» **Given data**

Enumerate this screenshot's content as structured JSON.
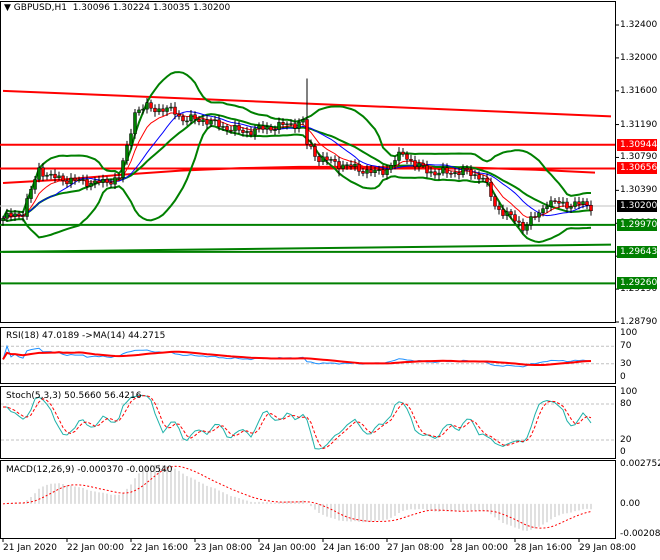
{
  "header": {
    "symbol": "GBPUSD,H1",
    "open": "1.30096",
    "high": "1.30224",
    "low": "1.30035",
    "close": "1.30200"
  },
  "colors": {
    "bull": "#008000",
    "bear": "#ff0000",
    "support": "#008000",
    "resistance": "#ff0000",
    "current": "#000000",
    "ma_fast": "#ff0000",
    "ma_slow": "#0000ff",
    "bollinger": "#008000"
  },
  "chart_data": {
    "type": "candlestick",
    "title": "GBPUSD,H1",
    "ylim": [
      1.2879,
      1.3261
    ],
    "bars": 148,
    "close_keypoints": [
      [
        0,
        1.3005
      ],
      [
        5,
        1.3012
      ],
      [
        9,
        1.3065
      ],
      [
        12,
        1.3055
      ],
      [
        19,
        1.305
      ],
      [
        25,
        1.3048
      ],
      [
        29,
        1.3055
      ],
      [
        31,
        1.309
      ],
      [
        33,
        1.3135
      ],
      [
        36,
        1.314
      ],
      [
        43,
        1.3135
      ],
      [
        45,
        1.3125
      ],
      [
        50,
        1.3125
      ],
      [
        56,
        1.3115
      ],
      [
        60,
        1.311
      ],
      [
        70,
        1.3118
      ],
      [
        75,
        1.3122
      ],
      [
        76,
        1.3095
      ],
      [
        79,
        1.3078
      ],
      [
        85,
        1.307
      ],
      [
        93,
        1.306
      ],
      [
        96,
        1.3065
      ],
      [
        100,
        1.3085
      ],
      [
        103,
        1.307
      ],
      [
        108,
        1.306
      ],
      [
        115,
        1.3062
      ],
      [
        120,
        1.3055
      ],
      [
        123,
        1.302
      ],
      [
        126,
        1.301
      ],
      [
        130,
        1.2995
      ],
      [
        134,
        1.301
      ],
      [
        136,
        1.3025
      ],
      [
        140,
        1.3022
      ],
      [
        145,
        1.3022
      ],
      [
        147,
        1.302
      ]
    ],
    "price_ticks": [
      "1.32400",
      "1.32000",
      "1.31600",
      "1.31190",
      "1.30790",
      "1.30390",
      "1.29990",
      "1.29590",
      "1.29190",
      "1.28790"
    ],
    "price_tick_values": [
      1.324,
      1.32,
      1.316,
      1.3119,
      1.3079,
      1.3039,
      1.2999,
      1.2959,
      1.2919,
      1.2879
    ],
    "levels": [
      {
        "label": "1.30944",
        "value": 1.30944,
        "kind": "resistance"
      },
      {
        "label": "1.30656",
        "value": 1.30656,
        "kind": "resistance"
      },
      {
        "label": "1.30200",
        "value": 1.302,
        "kind": "current"
      },
      {
        "label": "1.29970",
        "value": 1.2997,
        "kind": "support"
      },
      {
        "label": "1.29643",
        "value": 1.29643,
        "kind": "support"
      },
      {
        "label": "1.29260",
        "value": 1.2926,
        "kind": "support"
      }
    ],
    "trendlines": [
      {
        "kind": "resistance",
        "from": [
          0,
          1.316
        ],
        "to": [
          152,
          1.3129
        ]
      },
      {
        "kind": "support",
        "from": [
          0,
          1.29643
        ],
        "to": [
          152,
          1.2973
        ]
      }
    ],
    "time_labels": [
      "21 Jan 2020",
      "22 Jan 00:00",
      "22 Jan 16:00",
      "23 Jan 08:00",
      "24 Jan 00:00",
      "24 Jan 16:00",
      "27 Jan 08:00",
      "28 Jan 00:00",
      "28 Jan 16:00",
      "29 Jan 08:00"
    ],
    "time_label_bars": [
      0,
      16,
      32,
      48,
      64,
      80,
      96,
      112,
      128,
      144
    ],
    "rsi": {
      "title": "RSI(18) 47.0189  ->MA(14) 44.2715",
      "ticks": [
        "100",
        "70",
        "30",
        "0"
      ],
      "tick_values": [
        100,
        70,
        30,
        0
      ],
      "ylim": [
        0,
        100
      ]
    },
    "stoch": {
      "title": "Stoch(5,3,3) 50.5660 56.4216",
      "ticks": [
        "100",
        "80",
        "20",
        "0"
      ],
      "tick_values": [
        100,
        80,
        20,
        0
      ],
      "ylim": [
        0,
        100
      ]
    },
    "macd": {
      "title": "MACD(12,26,9) -0.000370 -0.000540",
      "ticks": [
        "0.002752",
        "0.00",
        "-0.00208"
      ],
      "tick_values": [
        0.002752,
        0,
        -0.00208
      ],
      "ylim": [
        -0.00208,
        0.002752
      ]
    }
  }
}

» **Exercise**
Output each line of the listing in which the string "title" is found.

» **Expected output**
    "title": "GBPUSD,H1",
      "title": "RSI(18) 47.0189  ->MA(14) 44.2715",
      "title": "Stoch(5,3,3) 50.5660 56.4216",
      "title": "MACD(12,26,9) -0.000370 -0.000540",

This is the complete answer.